WORK INSTRUCTION
In the data that follows, find each line containing "انقل" and copy it.

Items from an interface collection
========
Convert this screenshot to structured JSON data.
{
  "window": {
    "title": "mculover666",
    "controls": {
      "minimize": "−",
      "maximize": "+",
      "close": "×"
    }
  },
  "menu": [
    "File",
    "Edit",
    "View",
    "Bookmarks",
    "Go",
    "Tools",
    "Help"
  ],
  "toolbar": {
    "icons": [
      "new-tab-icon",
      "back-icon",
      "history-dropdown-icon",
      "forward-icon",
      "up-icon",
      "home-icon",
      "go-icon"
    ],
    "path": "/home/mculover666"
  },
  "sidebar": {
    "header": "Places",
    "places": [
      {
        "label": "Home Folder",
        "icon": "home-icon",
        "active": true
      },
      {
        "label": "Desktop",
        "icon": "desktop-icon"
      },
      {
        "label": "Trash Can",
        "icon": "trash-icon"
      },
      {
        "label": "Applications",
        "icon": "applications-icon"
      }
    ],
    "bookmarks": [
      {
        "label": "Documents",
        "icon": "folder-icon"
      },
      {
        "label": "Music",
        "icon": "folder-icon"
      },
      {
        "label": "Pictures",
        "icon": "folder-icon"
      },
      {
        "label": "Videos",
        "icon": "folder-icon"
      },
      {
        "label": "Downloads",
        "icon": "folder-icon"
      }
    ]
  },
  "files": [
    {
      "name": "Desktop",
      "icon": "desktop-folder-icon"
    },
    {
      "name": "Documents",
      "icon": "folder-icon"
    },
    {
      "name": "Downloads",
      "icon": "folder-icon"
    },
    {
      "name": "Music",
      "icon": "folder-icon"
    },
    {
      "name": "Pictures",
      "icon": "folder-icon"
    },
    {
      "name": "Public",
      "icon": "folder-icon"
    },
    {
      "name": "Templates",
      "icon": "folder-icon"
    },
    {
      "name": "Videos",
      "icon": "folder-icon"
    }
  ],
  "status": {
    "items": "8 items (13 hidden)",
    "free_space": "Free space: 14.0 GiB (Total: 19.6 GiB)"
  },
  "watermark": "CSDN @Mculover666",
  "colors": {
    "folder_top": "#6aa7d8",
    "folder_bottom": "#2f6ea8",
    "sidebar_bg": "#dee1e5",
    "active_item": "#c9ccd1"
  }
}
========
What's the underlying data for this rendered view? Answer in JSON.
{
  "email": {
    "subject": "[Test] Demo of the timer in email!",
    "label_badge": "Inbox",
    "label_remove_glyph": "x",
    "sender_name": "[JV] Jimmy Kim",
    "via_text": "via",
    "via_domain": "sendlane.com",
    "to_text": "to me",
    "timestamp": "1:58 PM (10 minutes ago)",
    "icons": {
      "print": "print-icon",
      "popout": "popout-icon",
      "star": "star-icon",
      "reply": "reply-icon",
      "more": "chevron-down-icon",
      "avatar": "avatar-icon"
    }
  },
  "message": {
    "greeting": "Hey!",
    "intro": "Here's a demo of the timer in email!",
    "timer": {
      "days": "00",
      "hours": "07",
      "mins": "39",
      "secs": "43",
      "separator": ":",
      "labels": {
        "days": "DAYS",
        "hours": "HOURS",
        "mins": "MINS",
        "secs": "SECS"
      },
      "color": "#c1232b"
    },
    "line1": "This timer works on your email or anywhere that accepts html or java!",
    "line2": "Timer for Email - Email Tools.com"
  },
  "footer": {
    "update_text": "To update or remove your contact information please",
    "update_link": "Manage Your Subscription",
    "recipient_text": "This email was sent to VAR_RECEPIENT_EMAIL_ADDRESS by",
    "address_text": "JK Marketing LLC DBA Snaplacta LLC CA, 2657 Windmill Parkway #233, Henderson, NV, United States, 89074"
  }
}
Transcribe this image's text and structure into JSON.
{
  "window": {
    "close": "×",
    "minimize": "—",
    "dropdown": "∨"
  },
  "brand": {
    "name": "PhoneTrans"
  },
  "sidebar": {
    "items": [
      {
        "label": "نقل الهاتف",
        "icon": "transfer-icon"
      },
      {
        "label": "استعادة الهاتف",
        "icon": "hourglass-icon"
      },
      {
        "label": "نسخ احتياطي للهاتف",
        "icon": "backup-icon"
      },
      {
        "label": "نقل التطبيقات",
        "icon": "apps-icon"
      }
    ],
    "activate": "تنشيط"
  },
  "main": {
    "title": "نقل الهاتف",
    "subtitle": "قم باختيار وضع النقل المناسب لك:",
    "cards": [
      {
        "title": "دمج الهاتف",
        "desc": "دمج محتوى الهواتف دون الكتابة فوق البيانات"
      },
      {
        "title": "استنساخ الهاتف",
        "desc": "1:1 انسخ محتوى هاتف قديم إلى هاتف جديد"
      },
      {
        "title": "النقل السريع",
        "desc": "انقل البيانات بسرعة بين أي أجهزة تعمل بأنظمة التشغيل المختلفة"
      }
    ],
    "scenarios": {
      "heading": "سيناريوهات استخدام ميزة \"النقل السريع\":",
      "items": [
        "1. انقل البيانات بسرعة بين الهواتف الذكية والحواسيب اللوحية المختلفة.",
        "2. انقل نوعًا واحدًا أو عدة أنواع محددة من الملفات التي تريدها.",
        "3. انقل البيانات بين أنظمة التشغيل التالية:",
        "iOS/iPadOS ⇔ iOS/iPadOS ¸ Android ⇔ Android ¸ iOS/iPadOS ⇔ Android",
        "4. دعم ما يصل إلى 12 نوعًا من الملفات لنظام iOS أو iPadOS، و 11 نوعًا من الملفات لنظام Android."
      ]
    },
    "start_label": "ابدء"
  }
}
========
SOLUTION FOR THIS EXERCISE
        "desc": "انقل البيانات بسرعة بين أي أجهزة تعمل بأنظمة التشغيل المختلفة"
        "1. انقل البيانات بسرعة بين الهواتف الذكية والحواسيب اللوحية المختلفة.",
        "2. انقل نوعًا واحدًا أو عدة أنواع محددة من الملفات التي تريدها.",
        "3. انقل البيانات بين أنظمة التشغيل التالية:",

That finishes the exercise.